The current architects have tried hard to improve the design, but without the developers accepting significant alteration, the results are unacceptable. Some good alterations – such as the substitution of metal for timber fins on the hall building – have been compromised by spacing them wider, leading to a range of new problems, such as increased noise issues from the rooftop playground, and safeguarding issues from the increased visibility of children at play. None of this has been addressed.

The entire building is a safeguarding nightmare, with glass-walled staircases, and classrooms open to public view, directly off the pavement. Teachers are clearly uncomfortable with this, and improvise screening with artwork and furniture against the windows. The Fairlawn reception class playground is similarly covered with banners and improvised screening, as it is both open to public view, and to serious pollution from Sydenham Road. The visual impact of these quite understandable reactions is to further damage the visual impact of the development on the neighbourhood. It is incomprehensible that design concept did not start from the point of achieving privacy and safeguarding standards for the school pupils and staff.

The grossest failure in this whole saga is the lack of enforcement at the developers’ repeated refusal to submit adequate paperwork for Planning Condition 4, dealing with the known and unknown contaminations of the land, including asbestos from the old school, and unexploded ordnance from the wartime bomb crater and backfill. 4a, the desktop assessment should have been approved before construction started; it was finally approved in January 2019. 4b and 4c are still outstanding; I can only presume that the developers have not collected the necessary samples and data at the appropriate time. How can this be regularised? The old school was demolished swiftly in term time, and no paperwork has been lodged as a method statement. Not very reassuring for parents or Fairlawn Park neighbours! The scandal of Lewisham Education sending children to school on a building site, exposed to asbestos and other pollution, is not going to go away.

I hope that Lewisham will appreciate that the council’s failure to enforce planning breaches, despite being comprehensively warned at an early date, has let down the school’s pupils, and its neighbours. A brand new planning application is needed, showing a serious attempt to undertake real change. Furthermore, the Archdiocese needs to seek a decant site, as having the school operating on a building site has already put children at risk. The archdiocese’s alleged decision to save half a million pounds on using the Mayow Road Brent Knoll site for a decant, has turned out to be a rather expensive mistake.

15 comments received, but as with other applications on the planning portal, the content of the comments is hidden:

This is likely due to the council taking a crude approach to complying with GDPR regs, as opposed to any deliberate sneakiness on their part.
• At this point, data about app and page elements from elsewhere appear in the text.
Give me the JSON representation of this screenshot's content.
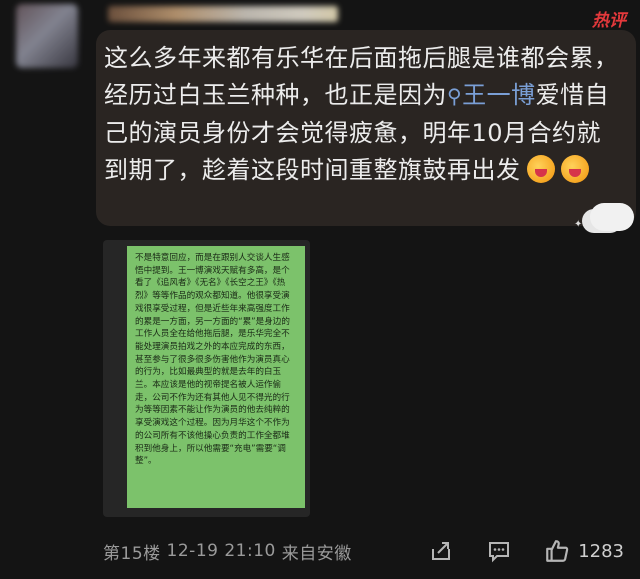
{
  "header": {
    "hot_badge": "热评"
  },
  "comment": {
    "text_before": "这么多年来都有乐华在后面拖后腿是谁都会累，经历过白玉兰种种，也正是因为",
    "mention_icon": "search-icon",
    "mention": "王一博",
    "text_after": "爱惜自己的演员身份才会觉得疲惫，明年10月合约就到期了，趁着这段时间重整旗鼓再出发",
    "emojis": [
      "hug-emoji",
      "hug-emoji"
    ]
  },
  "image_note": {
    "text": "不是特意回应，而是在跟别人交谈人生感悟中提到。王一博演戏天赋有多高，是个看了《追风者》《无名》《长空之王》《热烈》等等作品的观众都知道。他很享受演戏很享受过程，但是近些年来高强度工作的累是一方面，另一方面的“累”是身边的工作人员全在给他拖后腿，是乐华完全不能处理演员拍戏之外的本应完成的东西，甚至参与了很多很多伤害他作为演员真心的行为，比如最典型的就是去年的白玉兰。本应该是他的视帝提名被人运作偷走，公司不作为还有其他人见不得光的行为等等因素不能让作为演员的他去纯粹的享受演戏这个过程。因为月华这个不作为的公司所有不该他操心负责的工作全都堆积到他身上，所以他需要“充电”需要“调整”。"
  },
  "footer": {
    "floor": "第15楼",
    "time": "12-19 21:10",
    "location": "来自安徽",
    "share_icon": "share-icon",
    "reply_icon": "comment-icon",
    "like_icon": "thumbs-up-icon",
    "like_count": "1283"
  },
  "colors": {
    "background": "#141414",
    "bubble": "#2a2522",
    "mention": "#7a9fd6",
    "hot_badge": "#e4393c",
    "note_bg": "#7cc26b"
  }
}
To be honest, I think the real reason for not putting the comments online is because their planning database is falling apart. Anyone using it recently has experiencing it crashing, freezing and generally malfunctioning. They finally got the counter working, but I don’t expect they fancy trying anything ambitious.
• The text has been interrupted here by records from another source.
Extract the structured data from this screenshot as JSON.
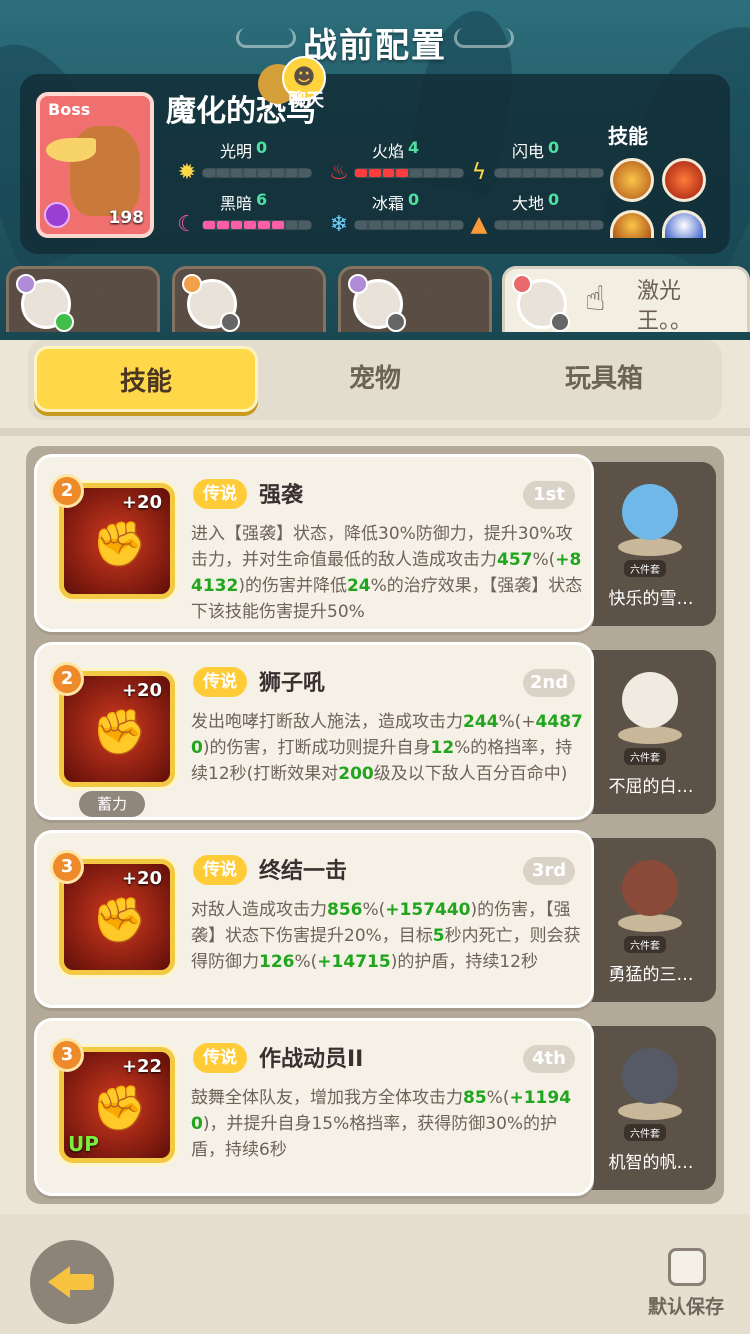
{
  "page": {
    "title": "战前配置"
  },
  "boss": {
    "tag": "Boss",
    "name": "魔化的恐鸟",
    "level": "198",
    "chat_label": "聊天"
  },
  "attributes": [
    {
      "name": "光明",
      "value": "0",
      "filled": 0,
      "color": "#ffd84a",
      "icon": "sun-icon"
    },
    {
      "name": "火焰",
      "value": "4",
      "filled": 4,
      "color": "#ff3d3d",
      "icon": "fire-icon"
    },
    {
      "name": "闪电",
      "value": "0",
      "filled": 0,
      "color": "#ffd84a",
      "icon": "lightning-icon"
    },
    {
      "name": "黑暗",
      "value": "6",
      "filled": 6,
      "color": "#ff5da6",
      "icon": "moon-icon"
    },
    {
      "name": "冰霜",
      "value": "0",
      "filled": 0,
      "color": "#6fd3ff",
      "icon": "snowflake-icon"
    },
    {
      "name": "大地",
      "value": "0",
      "filled": 0,
      "color": "#ff9a3a",
      "icon": "earth-icon"
    }
  ],
  "boss_skills": {
    "label": "技能"
  },
  "heroes": [
    {
      "name": "",
      "active": false
    },
    {
      "name": "",
      "active": false
    },
    {
      "name": "",
      "active": false
    },
    {
      "name": "激光王。。",
      "active": true
    }
  ],
  "tabs": {
    "skills": "技能",
    "pets": "宠物",
    "toybox": "玩具箱"
  },
  "skills": [
    {
      "level": "2",
      "bonus": "+20",
      "rarity": "传说",
      "name": "强袭",
      "order": "1st",
      "desc": [
        {
          "t": "进入【强袭】状态，降低30%防御力，提升30%攻击力，并对生命值最低的敌人造成攻击力"
        },
        {
          "t": "457",
          "g": true
        },
        {
          "t": "%(",
          "g": false
        },
        {
          "t": "+84132",
          "g": true
        },
        {
          "t": ")的伤害并降低"
        },
        {
          "t": "24",
          "g": true
        },
        {
          "t": "%的治疗效果，【强袭】状态下该技能伤害提升50%"
        }
      ],
      "pet": {
        "name": "快乐的雪…",
        "set": "六件套",
        "color": "#6fb8e8"
      }
    },
    {
      "level": "2",
      "bonus": "+20",
      "rarity": "传说",
      "name": "狮子吼",
      "order": "2nd",
      "charge": "蓄力",
      "desc": [
        {
          "t": "发出咆哮打断敌人施法，造成攻击力"
        },
        {
          "t": "244",
          "g": true
        },
        {
          "t": "%(+"
        },
        {
          "t": "44870",
          "g": true
        },
        {
          "t": ")的伤害，打断成功则提升自身"
        },
        {
          "t": "12",
          "g": true
        },
        {
          "t": "%的格挡率，持续12秒(打断效果对"
        },
        {
          "t": "200",
          "g": true
        },
        {
          "t": "级及以下敌人百分百命中)"
        }
      ],
      "pet": {
        "name": "不屈的白…",
        "set": "六件套",
        "color": "#f0ebe0"
      }
    },
    {
      "level": "3",
      "bonus": "+20",
      "rarity": "传说",
      "name": "终结一击",
      "order": "3rd",
      "desc": [
        {
          "t": "对敌人造成攻击力"
        },
        {
          "t": "856",
          "g": true
        },
        {
          "t": "%("
        },
        {
          "t": "+157440",
          "g": true
        },
        {
          "t": ")的伤害，【强袭】状态下伤害提升20%，目标"
        },
        {
          "t": "5",
          "g": true
        },
        {
          "t": "秒内死亡，则会获得防御力"
        },
        {
          "t": "126",
          "g": true
        },
        {
          "t": "%("
        },
        {
          "t": "+14715",
          "g": true
        },
        {
          "t": ")的护盾，持续12秒"
        }
      ],
      "pet": {
        "name": "勇猛的三…",
        "set": "六件套",
        "color": "#8a4a3a"
      }
    },
    {
      "level": "3",
      "bonus": "+22",
      "rarity": "传说",
      "name": "作战动员II",
      "order": "4th",
      "up": "UP",
      "desc": [
        {
          "t": "鼓舞全体队友，增加我方全体攻击力"
        },
        {
          "t": "85",
          "g": true
        },
        {
          "t": "%("
        },
        {
          "t": "+11940",
          "g": true
        },
        {
          "t": ")，并提升自身15%格挡率，获得防御30%的护盾，持续6秒"
        }
      ],
      "pet": {
        "name": "机智的帆…",
        "set": "六件套",
        "color": "#555a66"
      }
    }
  ],
  "footer": {
    "save_label": "默认保存"
  }
}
I find it more disturbing that Planning are reluctant to allow access within an appointment, and most alarmingly, that members of the planning committee won’t see them either, just getting an Officer’s summary. I am told that the staff time involved in reacting comments for personal contact data is onerous. That may be because the OTT level of redaction is at MI5 levels, with even officers names and their comments get redacted from some correspondence.

Even the most security-conscious people would be OK if commenters were identified by full postcode? In Lewisham, all postcodes have a large number of homes, so no one would be identifiable.